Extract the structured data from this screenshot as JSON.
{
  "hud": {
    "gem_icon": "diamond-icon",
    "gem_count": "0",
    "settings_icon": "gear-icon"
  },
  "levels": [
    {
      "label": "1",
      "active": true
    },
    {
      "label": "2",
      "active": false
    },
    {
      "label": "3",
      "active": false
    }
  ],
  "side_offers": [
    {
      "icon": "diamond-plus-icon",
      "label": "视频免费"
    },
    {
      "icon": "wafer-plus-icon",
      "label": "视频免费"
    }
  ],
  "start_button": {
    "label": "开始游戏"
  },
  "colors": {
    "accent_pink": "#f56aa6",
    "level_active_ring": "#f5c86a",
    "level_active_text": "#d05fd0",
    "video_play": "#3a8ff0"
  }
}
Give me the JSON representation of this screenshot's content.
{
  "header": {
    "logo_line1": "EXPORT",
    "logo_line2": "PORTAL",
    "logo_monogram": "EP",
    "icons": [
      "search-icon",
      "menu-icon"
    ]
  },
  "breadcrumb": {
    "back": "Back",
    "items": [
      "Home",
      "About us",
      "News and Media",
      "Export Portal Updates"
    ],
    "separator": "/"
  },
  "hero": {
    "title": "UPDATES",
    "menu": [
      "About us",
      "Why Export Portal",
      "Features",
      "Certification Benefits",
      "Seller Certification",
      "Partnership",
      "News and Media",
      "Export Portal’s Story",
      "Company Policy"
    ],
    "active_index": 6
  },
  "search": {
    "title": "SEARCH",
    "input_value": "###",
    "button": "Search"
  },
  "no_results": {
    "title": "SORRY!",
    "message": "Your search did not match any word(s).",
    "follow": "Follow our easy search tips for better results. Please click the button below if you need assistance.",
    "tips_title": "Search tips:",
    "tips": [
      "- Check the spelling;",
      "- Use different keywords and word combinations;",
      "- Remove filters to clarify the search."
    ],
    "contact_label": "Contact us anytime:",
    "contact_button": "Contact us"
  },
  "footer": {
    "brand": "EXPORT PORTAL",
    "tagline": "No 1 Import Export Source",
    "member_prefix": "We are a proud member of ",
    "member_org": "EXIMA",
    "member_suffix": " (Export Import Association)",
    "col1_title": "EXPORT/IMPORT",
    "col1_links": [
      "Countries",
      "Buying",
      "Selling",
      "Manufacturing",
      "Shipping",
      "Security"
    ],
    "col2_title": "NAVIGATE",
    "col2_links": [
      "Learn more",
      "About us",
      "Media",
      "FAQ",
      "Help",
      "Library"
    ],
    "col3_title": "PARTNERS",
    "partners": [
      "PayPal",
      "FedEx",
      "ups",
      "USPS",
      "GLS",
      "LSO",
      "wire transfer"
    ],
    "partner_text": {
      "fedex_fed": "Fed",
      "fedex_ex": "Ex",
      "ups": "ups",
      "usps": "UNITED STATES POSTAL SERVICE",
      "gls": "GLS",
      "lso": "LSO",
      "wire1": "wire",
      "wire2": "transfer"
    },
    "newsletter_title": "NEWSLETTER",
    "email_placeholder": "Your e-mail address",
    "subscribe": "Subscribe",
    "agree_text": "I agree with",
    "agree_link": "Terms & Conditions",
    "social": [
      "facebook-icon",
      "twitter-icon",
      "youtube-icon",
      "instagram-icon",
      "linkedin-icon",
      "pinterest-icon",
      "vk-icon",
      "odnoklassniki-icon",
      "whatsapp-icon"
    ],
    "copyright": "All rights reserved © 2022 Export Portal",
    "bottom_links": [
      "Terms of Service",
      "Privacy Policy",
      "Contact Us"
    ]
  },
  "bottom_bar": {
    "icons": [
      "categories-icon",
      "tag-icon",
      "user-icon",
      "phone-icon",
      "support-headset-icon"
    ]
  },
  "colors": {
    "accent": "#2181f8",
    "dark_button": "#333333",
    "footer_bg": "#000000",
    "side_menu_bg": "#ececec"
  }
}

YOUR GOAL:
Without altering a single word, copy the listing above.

WRITTEN ANSWER:
Extract the structured data from this screenshot as JSON.
{
  "hud": {
    "gem_icon": "diamond-icon",
    "gem_count": "0",
    "settings_icon": "gear-icon"
  },
  "levels": [
    {
      "label": "1",
      "active": true
    },
    {
      "label": "2",
      "active": false
    },
    {
      "label": "3",
      "active": false
    }
  ],
  "side_offers": [
    {
      "icon": "diamond-plus-icon",
      "label": "视频免费"
    },
    {
      "icon": "wafer-plus-icon",
      "label": "视频免费"
    }
  ],
  "start_button": {
    "label": "开始游戏"
  },
  "colors": {
    "accent_pink": "#f56aa6",
    "level_active_ring": "#f5c86a",
    "level_active_text": "#d05fd0",
    "video_play": "#3a8ff0"
  }
}
Give me the JSON representation of this screenshot's content.
{
  "header": {
    "logo_line1": "EXPORT",
    "logo_line2": "PORTAL",
    "logo_monogram": "EP",
    "icons": [
      "search-icon",
      "menu-icon"
    ]
  },
  "breadcrumb": {
    "back": "Back",
    "items": [
      "Home",
      "About us",
      "News and Media",
      "Export Portal Updates"
    ],
    "separator": "/"
  },
  "hero": {
    "title": "UPDATES",
    "menu": [
      "About us",
      "Why Export Portal",
      "Features",
      "Certification Benefits",
      "Seller Certification",
      "Partnership",
      "News and Media",
      "Export Portal’s Story",
      "Company Policy"
    ],
    "active_index": 6
  },
  "search": {
    "title": "SEARCH",
    "input_value": "###",
    "button": "Search"
  },
  "no_results": {
    "title": "SORRY!",
    "message": "Your search did not match any word(s).",
    "follow": "Follow our easy search tips for better results. Please click the button below if you need assistance.",
    "tips_title": "Search tips:",
    "tips": [
      "- Check the spelling;",
      "- Use different keywords and word combinations;",
      "- Remove filters to clarify the search."
    ],
    "contact_label": "Contact us anytime:",
    "contact_button": "Contact us"
  },
  "footer": {
    "brand": "EXPORT PORTAL",
    "tagline": "No 1 Import Export Source",
    "member_prefix": "We are a proud member of ",
    "member_org": "EXIMA",
    "member_suffix": " (Export Import Association)",
    "col1_title": "EXPORT/IMPORT",
    "col1_links": [
      "Countries",
      "Buying",
      "Selling",
      "Manufacturing",
      "Shipping",
      "Security"
    ],
    "col2_title": "NAVIGATE",
    "col2_links": [
      "Learn more",
      "About us",
      "Media",
      "FAQ",
      "Help",
      "Library"
    ],
    "col3_title": "PARTNERS",
    "partners": [
      "PayPal",
      "FedEx",
      "ups",
      "USPS",
      "GLS",
      "LSO",
      "wire transfer"
    ],
    "partner_text": {
      "fedex_fed": "Fed",
      "fedex_ex": "Ex",
      "ups": "ups",
      "usps": "UNITED STATES POSTAL SERVICE",
      "gls": "GLS",
      "lso": "LSO",
      "wire1": "wire",
      "wire2": "transfer"
    },
    "newsletter_title": "NEWSLETTER",
    "email_placeholder": "Your e-mail address",
    "subscribe": "Subscribe",
    "agree_text": "I agree with",
    "agree_link": "Terms & Conditions",
    "social": [
      "facebook-icon",
      "twitter-icon",
      "youtube-icon",
      "instagram-icon",
      "linkedin-icon",
      "pinterest-icon",
      "vk-icon",
      "odnoklassniki-icon",
      "whatsapp-icon"
    ],
    "copyright": "All rights reserved © 2022 Export Portal",
    "bottom_links": [
      "Terms of Service",
      "Privacy Policy",
      "Contact Us"
    ]
  },
  "bottom_bar": {
    "icons": [
      "categories-icon",
      "tag-icon",
      "user-icon",
      "phone-icon",
      "support-headset-icon"
    ]
  },
  "colors": {
    "accent": "#2181f8",
    "dark_button": "#333333",
    "footer_bg": "#000000",
    "side_menu_bg": "#ececec"
  }
}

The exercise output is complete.